“Once, in a headlong sentence I clearly intended to say ‘life,’” Hall writes of a therapy session during dark years of marital meltdown and alcoholism, “but by mistake…said ‘work’ instead.” This recollection illuminates the theme of Hall’s beautifully crafted meditation cum memoir: the lost sense of work as integral, devotional, absorbing; distinct from labor, including but not limited to “what we do to feed ourselves and keep ourselves warm,” and, if not nobler than the toilsome sufferings of humankind through the ages – Hall cites, for example, Mexican farm laborers, 19th century merchant sailors, black American slaves – then indeed no less.
Work. I make my living at it. Almost 20 years ago I quit teaching – giving up tenure, health insurance, and annual raises […] I worked like crazy to pay tuitions and mortgages – but because I loved my work it was as if I did not work at all.
There are jobs, there are chores, and there is work.
Life Work takes the form of life (and work) in real time: “Today makes a week of Life Work.” Hall pulls back the curtain on his daily regime, his “best day”: up at 4:30, coffee, dress, drive out for the paper (this is rural New Hampshire), breakfast, then at the desk until “I feel the poetry juices drying out.” A household chore, more coffee, and on to prose. By 11am, the writing work is done; now lunch, then a short nap, after which he and his (second) wife, the poet Jane Kenyon, “know what we will do next. How nice to be old enough, living together and alone, to make love in daylight…”
If all this makes ye industrious urbanites want to retch, Hall anticipates your repulsion:
I worry that my enthusiasm over work, over the best day […] will seem to a saturnine or grumpy reader the ultimate in complacency […] Why is happiness unforgivable? […] I make for myself a golden age.
Only depressives make a golden age; or maniacs create a golden age because their dark brother lurks behind the barn.
But he does not anticipate what comes next: Part I of Life Work ends in early April; 10 days later he begins Part II, having been diagnosed, in the interim, with liver cancer.
The book shifts markedly in tone henceforth, and yet an even deeper fidelity to inquiries regarding work takes hold. “I realized I had always worked in defiance of death.” We learn of family histories (generational transitions from manual, to white-collar, to creative work), the sculptor Henry Moore’s model of work, and Hall’s journey in Christian faith (the work of the spirit). The book ends three months after it began, with Hall about to start chemotherapy: we are suspended in uncertainty with him, as he works on short projects “which absorb me as much as any work can.”
Seventeen years after publication, we know “the ending.” Hall survives cancer, but it’s his beloved wife Jane, 20-some years his junior, who dies of leukemia two years later. How profoundly prescient was Hall’s understanding of “work” as the avatar for “life,” as the two of them confront ruthless mortality together.
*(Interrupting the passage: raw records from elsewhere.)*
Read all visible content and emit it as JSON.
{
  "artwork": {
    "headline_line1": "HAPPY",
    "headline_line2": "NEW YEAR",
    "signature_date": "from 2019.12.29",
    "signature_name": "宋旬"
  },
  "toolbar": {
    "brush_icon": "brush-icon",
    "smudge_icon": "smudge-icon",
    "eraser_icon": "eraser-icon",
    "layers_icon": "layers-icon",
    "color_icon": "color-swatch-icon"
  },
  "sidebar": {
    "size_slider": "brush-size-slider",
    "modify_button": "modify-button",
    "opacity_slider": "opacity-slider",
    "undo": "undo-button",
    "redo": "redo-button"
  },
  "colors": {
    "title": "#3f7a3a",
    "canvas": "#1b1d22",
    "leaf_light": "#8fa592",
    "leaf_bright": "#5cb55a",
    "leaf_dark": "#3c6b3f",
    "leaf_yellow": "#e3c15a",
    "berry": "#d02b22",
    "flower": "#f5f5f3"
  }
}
He writes: “There is only one long-term project.”
Coming up: Part 2, in which a philosopher-motorcycle mechanic makes the case for the cognitive riches of manual work, for living concretely in an abstract world.